... a funny thing about the draught. It seemed to Rosalie that Miss Keggs with that eager draught yet did not swallow at once but only filled her mouth to its capacity. She then swallowed very slowly and with movements of her cheeks as though she was sucking down the medicine and tasting it in every portion of her mouth. Colour came into her cheeks. The medicine certainly appeared to do her ...
— This Freedom • A. S. M. Hutchinson

... and when the door was bolted on the railroad side, he was allowed to gaze through the window at the engines smoking and thundering by all day, and fixing each blazing red eye on him at night—an entrancing spectacle to the child. And when the still younger Pat was tucked up in bed sucking a moist rag, with sugar tied up in it, her world was all right, ...
— Connor Magan's Luck and Other Stories • M. T. W.

... fancy you're my father, though! I wish you were. But I cannot allow that.—Why the devil didn't you throw the red cloth over that butterfly? She's sucking the blood ...
— Stephen Archer and Other Tales • George MacDonald

... the new creature had been sucking in and exhaling the vapory fragrance of his pipe, and seemed now to continue this occupation as much for the enjoyment it afforded, as because it was an essential condition of his existence.

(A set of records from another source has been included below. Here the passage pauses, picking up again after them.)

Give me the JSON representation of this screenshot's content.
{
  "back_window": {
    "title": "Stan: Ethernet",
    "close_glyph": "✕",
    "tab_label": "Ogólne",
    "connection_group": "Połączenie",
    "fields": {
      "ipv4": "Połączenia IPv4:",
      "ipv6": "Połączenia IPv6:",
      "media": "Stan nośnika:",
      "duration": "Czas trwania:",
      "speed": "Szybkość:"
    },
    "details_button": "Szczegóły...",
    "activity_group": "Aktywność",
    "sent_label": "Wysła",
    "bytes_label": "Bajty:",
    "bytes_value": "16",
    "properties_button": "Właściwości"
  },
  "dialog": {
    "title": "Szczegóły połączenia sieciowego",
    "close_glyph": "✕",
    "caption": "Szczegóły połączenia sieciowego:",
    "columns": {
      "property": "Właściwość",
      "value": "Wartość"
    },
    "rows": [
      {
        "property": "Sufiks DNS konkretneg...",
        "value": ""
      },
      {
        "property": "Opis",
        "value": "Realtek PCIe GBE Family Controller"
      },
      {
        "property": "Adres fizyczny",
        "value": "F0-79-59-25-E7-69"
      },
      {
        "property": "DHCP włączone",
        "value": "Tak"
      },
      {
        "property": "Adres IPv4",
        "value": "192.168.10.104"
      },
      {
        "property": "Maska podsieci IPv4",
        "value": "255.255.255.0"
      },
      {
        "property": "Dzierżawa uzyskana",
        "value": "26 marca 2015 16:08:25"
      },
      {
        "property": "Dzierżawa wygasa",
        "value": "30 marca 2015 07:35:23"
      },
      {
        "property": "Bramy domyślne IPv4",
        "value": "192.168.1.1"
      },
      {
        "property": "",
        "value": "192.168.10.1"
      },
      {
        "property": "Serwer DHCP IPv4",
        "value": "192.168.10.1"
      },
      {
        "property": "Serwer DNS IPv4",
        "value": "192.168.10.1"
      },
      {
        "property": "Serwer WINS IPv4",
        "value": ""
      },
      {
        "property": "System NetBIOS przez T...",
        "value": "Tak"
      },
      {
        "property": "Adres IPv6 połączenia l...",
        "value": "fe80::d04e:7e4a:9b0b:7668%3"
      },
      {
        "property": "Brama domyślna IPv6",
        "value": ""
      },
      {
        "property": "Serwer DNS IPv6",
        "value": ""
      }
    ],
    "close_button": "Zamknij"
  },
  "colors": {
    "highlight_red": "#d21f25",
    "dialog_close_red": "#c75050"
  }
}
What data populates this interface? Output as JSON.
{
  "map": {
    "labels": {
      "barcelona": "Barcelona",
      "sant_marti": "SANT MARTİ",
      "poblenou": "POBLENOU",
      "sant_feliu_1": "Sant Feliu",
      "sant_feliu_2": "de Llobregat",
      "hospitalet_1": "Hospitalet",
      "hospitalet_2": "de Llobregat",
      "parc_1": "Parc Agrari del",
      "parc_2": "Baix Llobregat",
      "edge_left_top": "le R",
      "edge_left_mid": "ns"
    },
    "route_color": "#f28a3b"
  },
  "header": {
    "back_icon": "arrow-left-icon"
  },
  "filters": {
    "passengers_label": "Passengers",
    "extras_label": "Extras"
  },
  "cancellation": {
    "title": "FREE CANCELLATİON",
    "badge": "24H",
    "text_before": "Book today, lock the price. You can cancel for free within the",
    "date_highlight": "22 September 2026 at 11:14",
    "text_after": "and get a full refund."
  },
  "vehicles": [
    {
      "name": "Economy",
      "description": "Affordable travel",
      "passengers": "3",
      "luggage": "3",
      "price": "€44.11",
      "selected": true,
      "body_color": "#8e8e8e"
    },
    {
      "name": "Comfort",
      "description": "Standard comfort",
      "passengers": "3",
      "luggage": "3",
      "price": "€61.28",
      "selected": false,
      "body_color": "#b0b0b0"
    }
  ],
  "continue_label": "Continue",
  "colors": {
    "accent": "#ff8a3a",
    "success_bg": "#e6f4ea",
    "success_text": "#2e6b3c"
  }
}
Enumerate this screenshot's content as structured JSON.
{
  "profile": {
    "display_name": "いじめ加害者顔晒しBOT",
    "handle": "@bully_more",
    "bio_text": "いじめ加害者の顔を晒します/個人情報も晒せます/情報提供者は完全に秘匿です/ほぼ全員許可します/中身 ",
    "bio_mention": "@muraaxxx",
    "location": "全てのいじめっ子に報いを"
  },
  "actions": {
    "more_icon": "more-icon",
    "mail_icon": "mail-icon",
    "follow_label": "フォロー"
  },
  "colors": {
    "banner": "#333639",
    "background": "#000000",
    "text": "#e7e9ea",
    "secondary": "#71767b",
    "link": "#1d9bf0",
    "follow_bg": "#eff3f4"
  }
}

It was wonderful to see how exceedingly like a human being it behaved. ...
— The International Monthly, Volume 5, No. 3, March, 1852 • Various

... faint gray of the dawn the stately wild turkeys would be stalking around in great flocks, and ready to be sociable and answer invitations to come and converse with other excursionists of their kind. The hunter concealed himself and imitated the turkey-call by sucking the air through the leg-bone of a turkey which had previously answered a call like that and lived only just long enough to regret it. There is nothing that furnishes a perfect turkey-call except that bone. Another of Nature's ...
— The Mysterious Stranger and Other Stories • Mark Twain

... the first day and yet another when a caravan appeared passing along that same road; and, as soon as they sighted the pavilion yet they saw none within, they drew near to it and behold, they found a babe lying prostrate with his fingers in his mouth and sucking thereat[FN556] and he was even as a slice of the moon. So they approached him and took him up and found under his head the purse, whereupon they carried him, not forgetting the gold, and showed him ...
— Supplemental Nights, Volume 5 • Richard F. Burton

... a deep breath again as they reached the field of red clover, where Peppery Polly Bumblebee settled quickly upon a clover-top and began sucking up the sweet nectar with her long tongue. For some time she worked busily without saying a word. And indeed, how could she have spoken with her tongue buried deep in the heart of a ...
— The Tale of Freddie Firefly • Arthur Scott Bailey

... miller. "Pool's alive with roach and chub sometimes, and up in the dam for hundreds of yards you may hear the big tench sucking and smacking their lips among the weeds, as if they was waiting for a bit of paste or ...
— The Weathercock - Being the Adventures of a Boy with a Bias • George Manville Fenn

... not a hundred yards from their heeling, pitching boat, a vast iron bulk like the blade of a plough tearing through the water, tossing it on either side in huge waves of foam that leaped towards the steamer, flinging her paddles helplessly in the air, and then sucking her deck ...
— The War of the Worlds • H. G. Wells

... visitors?" After saying these words he uttered a little plaintive grunt like that of a sucking calf: "M-m-m. Let me ...
— Taras Bulba and Other Tales • Nikolai Vasilievich Gogol



Words linked to "Sucking" :   uptake, sucking fish, cock sucking, suction, suck, intake, sucking pig, consumption, ingestion



Copyright © 2020 Diccionario ingles.com